I stand corrected on the public/private school thing. Like I said at the beginning of this post, my thoughts on this are still in their infancy, so I’m not sure what the best solution is. You’re right, Kathleen. It’s not a crime to advocate for your child.
On the other hand, it still remains true that those who do advocate are mostly the parents with more money. I wouldn’t really suggest that you not fight for your child. I just lament the outcome. The Seattle schools need to do something about their district lines, but for this all to end with a supreme court decision that bars race from being a criterion for districting is unfortunate. I just think some more creative solution could have arisen from this debacle.
Full integration of society will necessitate a clumsy, imperfect period of time, during which those who had the benefits and privileges will have to sacrifice some things.
Given, it’s asking a lot to have a child need to attend five schools as her form of sacrifice. That, I agree, is excessive. But this whole thing raises some other questions about schooling. Shouldn’t every school have an orchestra? Why does equal opportunity remain a myth in education? Why does Portland, OR — a city which prides itself on its diversity — have a high school where something like 85% of the students are black? And don’t we have to consider race in our schools if we’re going to change the status quo?
In my district, not in Seattle’s, I see so many wealthy, white parents whose idea of advocacy involves not just telling me how to teach and grade my students, but also telling department chairs whether their curriculum is acceptable and telling administrators how the schools should be run.
Race is the liberal “elephant in the room.” People don’t talk about it. And in more liberal towns like Seattle and Portland and Madison, the issue has suffered from its not being talked about. The colorblind approach that liberals have taken for decades is not working.

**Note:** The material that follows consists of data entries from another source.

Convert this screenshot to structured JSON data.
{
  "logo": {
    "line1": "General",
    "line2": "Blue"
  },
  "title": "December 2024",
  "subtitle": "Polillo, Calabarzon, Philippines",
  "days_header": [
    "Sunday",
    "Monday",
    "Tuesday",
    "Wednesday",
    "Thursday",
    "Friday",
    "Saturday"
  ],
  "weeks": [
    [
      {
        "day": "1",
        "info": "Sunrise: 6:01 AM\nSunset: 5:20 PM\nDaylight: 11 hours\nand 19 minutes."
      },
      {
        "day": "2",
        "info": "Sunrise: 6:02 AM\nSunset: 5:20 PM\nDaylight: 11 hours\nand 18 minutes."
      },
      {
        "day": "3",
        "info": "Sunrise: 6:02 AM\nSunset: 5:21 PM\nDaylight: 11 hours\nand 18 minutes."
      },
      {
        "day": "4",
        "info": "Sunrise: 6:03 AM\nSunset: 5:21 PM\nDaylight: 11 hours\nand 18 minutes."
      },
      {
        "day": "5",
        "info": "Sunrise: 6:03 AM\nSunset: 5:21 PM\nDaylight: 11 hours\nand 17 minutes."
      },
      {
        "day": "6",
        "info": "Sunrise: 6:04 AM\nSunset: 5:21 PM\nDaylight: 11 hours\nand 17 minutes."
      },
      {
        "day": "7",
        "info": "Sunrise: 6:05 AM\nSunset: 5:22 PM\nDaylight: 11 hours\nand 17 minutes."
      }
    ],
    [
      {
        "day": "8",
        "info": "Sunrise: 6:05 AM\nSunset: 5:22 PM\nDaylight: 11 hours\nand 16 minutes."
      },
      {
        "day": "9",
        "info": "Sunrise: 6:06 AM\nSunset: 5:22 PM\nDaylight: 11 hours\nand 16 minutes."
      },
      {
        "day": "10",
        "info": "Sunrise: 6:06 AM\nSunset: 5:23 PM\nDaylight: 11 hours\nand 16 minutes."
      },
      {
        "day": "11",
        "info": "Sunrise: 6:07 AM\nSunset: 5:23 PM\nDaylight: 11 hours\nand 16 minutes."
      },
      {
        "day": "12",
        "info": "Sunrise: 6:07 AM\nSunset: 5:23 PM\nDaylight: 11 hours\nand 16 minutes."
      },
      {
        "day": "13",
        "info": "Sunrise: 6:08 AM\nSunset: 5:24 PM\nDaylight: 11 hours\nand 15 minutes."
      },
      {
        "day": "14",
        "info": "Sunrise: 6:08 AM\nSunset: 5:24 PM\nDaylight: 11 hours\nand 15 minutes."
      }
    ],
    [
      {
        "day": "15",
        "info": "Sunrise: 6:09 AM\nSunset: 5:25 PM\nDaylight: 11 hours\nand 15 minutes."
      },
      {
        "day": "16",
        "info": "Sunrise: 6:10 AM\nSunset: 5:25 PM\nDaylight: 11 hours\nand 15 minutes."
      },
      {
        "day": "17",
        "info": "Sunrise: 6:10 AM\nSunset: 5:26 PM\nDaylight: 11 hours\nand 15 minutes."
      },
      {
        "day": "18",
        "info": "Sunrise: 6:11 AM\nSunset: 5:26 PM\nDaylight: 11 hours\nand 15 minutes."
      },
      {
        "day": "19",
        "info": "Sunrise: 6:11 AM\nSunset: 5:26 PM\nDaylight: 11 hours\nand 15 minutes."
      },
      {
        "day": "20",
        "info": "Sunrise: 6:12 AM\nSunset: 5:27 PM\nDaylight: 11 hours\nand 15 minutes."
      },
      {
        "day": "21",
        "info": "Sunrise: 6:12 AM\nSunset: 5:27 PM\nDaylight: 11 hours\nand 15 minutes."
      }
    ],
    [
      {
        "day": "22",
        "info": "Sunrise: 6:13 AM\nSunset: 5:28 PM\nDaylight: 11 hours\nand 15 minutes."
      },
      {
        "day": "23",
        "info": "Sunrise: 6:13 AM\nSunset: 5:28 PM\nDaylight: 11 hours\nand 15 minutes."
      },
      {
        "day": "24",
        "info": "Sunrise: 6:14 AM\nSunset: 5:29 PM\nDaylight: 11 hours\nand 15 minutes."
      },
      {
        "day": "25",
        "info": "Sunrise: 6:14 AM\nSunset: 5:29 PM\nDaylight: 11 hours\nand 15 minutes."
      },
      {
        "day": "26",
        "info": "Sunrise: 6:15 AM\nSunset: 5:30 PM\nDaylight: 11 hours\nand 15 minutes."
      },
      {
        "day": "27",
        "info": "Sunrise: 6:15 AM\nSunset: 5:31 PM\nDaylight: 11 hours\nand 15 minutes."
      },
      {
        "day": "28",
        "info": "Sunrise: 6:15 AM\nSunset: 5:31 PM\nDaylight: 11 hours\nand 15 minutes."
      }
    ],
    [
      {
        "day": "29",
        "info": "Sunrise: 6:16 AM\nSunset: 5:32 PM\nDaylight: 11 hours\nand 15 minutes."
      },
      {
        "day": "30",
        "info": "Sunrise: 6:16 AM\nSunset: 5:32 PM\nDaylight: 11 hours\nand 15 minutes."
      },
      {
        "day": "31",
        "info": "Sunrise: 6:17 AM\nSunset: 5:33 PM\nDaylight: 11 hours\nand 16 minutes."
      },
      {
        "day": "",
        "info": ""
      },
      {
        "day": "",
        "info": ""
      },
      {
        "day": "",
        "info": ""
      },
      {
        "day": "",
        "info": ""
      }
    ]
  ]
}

I don’t know what the solution is. Perhaps we could come up with “community advocacy,” in which parents who know how to advocate (fairly) and who have some time and resources to do so can “adopt” a student on free and reduced lunch (kinda like a Big Brother/Sister thing). It’s not a problem that parents advocate for their children, but it tends to perpetuate economic disparities.